Likewise, Mark's gospel pictures Pontius Pilate, the Roman procurator who ordered Jesus's execution, as someone who tried his best to be nice to Jesus. According to Mark, Pilate wanted to have Jesus released but was prevented from doing so by a mob of bloodthirsty Jews (the same people who cheered his entrance into the city several days earlier). By telling the story in this way, Mark's gospel put the responsibility for the death of Jesus on the Jews, not on the Roman government that ordered his death.

Matthew's gospel took this blaming of the Jews one step further. In this gospel Pilate's wife warns her husband not to have anything to do with wronging "that righteous man." Then, after the Jewish mob shouts for the death of Jesus (choosing to have the criminal Barabbas released instead), Pilate washes his hands in front of the crowd, saying "I am innocent of this man's blood." Here Matthew puts into the mouths of the crowd words that were to condemn later generations of Jews: "And the people answered, 'His blood be on us and on our children!" (Matthew 27:25).

The other two gospels — Luke and John — also portray Jews and Judaism as forces that persecuted Jesus and drove him to his death. Combined with the letters of Paul, these four anti-Jewish gospels make up the bulk of the New Testament, which Christianity considers to be a sacred and accurate account of history.

Not surprisingly, this negative picture of Judaism and the Jews continued in the writings of the Christians who followed. The fourth-century bishop of Antioch, John Chrysostom, widely respected as a "Doctor of the Church" and later canonized as a saint, preached fiery sermons against the Jews of his city, calling them "lustful, rapacious, greedy, perfidious bandits...inveterate murderers, destroyers, men possessed by the devil." Their synagogue was a place of "shame and ridicule," and Jewish religious rites were "criminal and impure." Why were the Jews so hateful? The answer, said Chrysostom, was in the gospel story: the Jews were hateful because of their "odious assassination of Christ."

In the Middle Ages the gospel story about the "assassination of Christ" was enacted annually in Passion plays staged outdoors at Oberammergau in Germany and many other places in Europe.
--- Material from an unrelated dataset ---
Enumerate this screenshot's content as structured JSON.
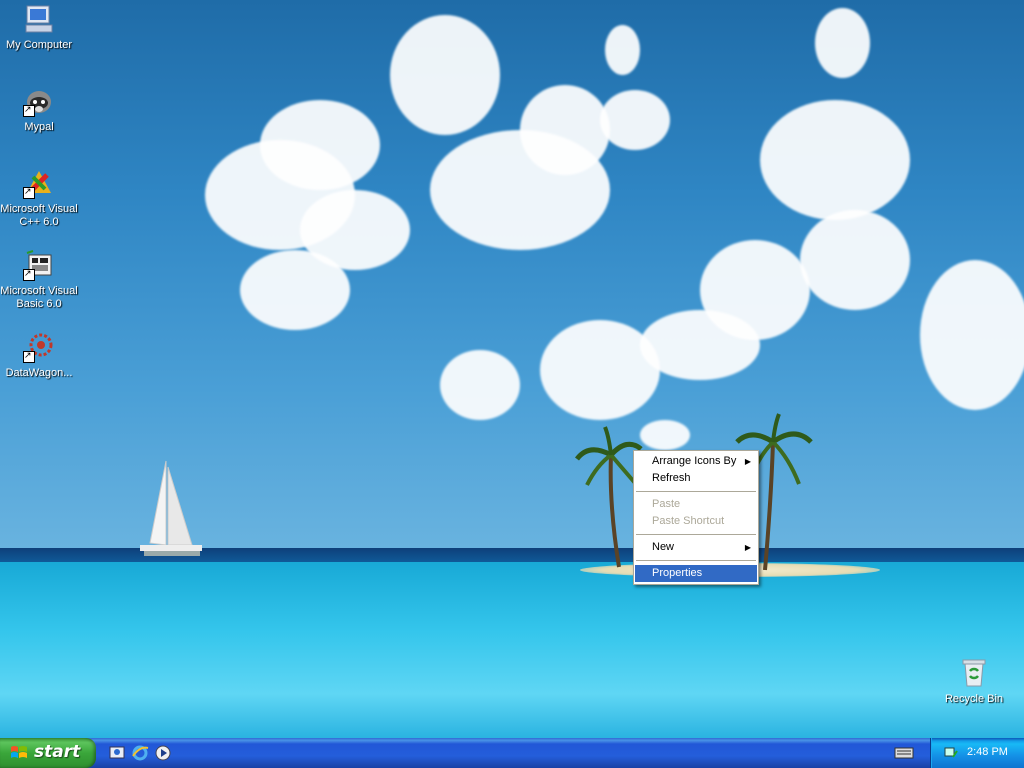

These plays — forerunners of the Gibson film — enacted for their audiences the passion (suffering) of Jesus in all its gory details.

It is ironic and tragic that Christianity, which began as a Jewish sect, grew up to become such a dangerous threat to Judaism. To their credit, some post-Holocaust Christians have been trying to come to terms with the church's anti-Semitic past and get beyond it. In the early 1960s the Catholic Church's Vatican II pronouncement denounced anti-Semitism and stated that Jews of the past, as well as the Jews of today, bear no responsibility for Jesus' death. It was definitely a long overdue step forward, but this film has dealt a serious blow to these efforts.

Source: Reprinted by permission of the author. Patterson is author of Anti-Semitism: The Road to the Holocaust and Beyond.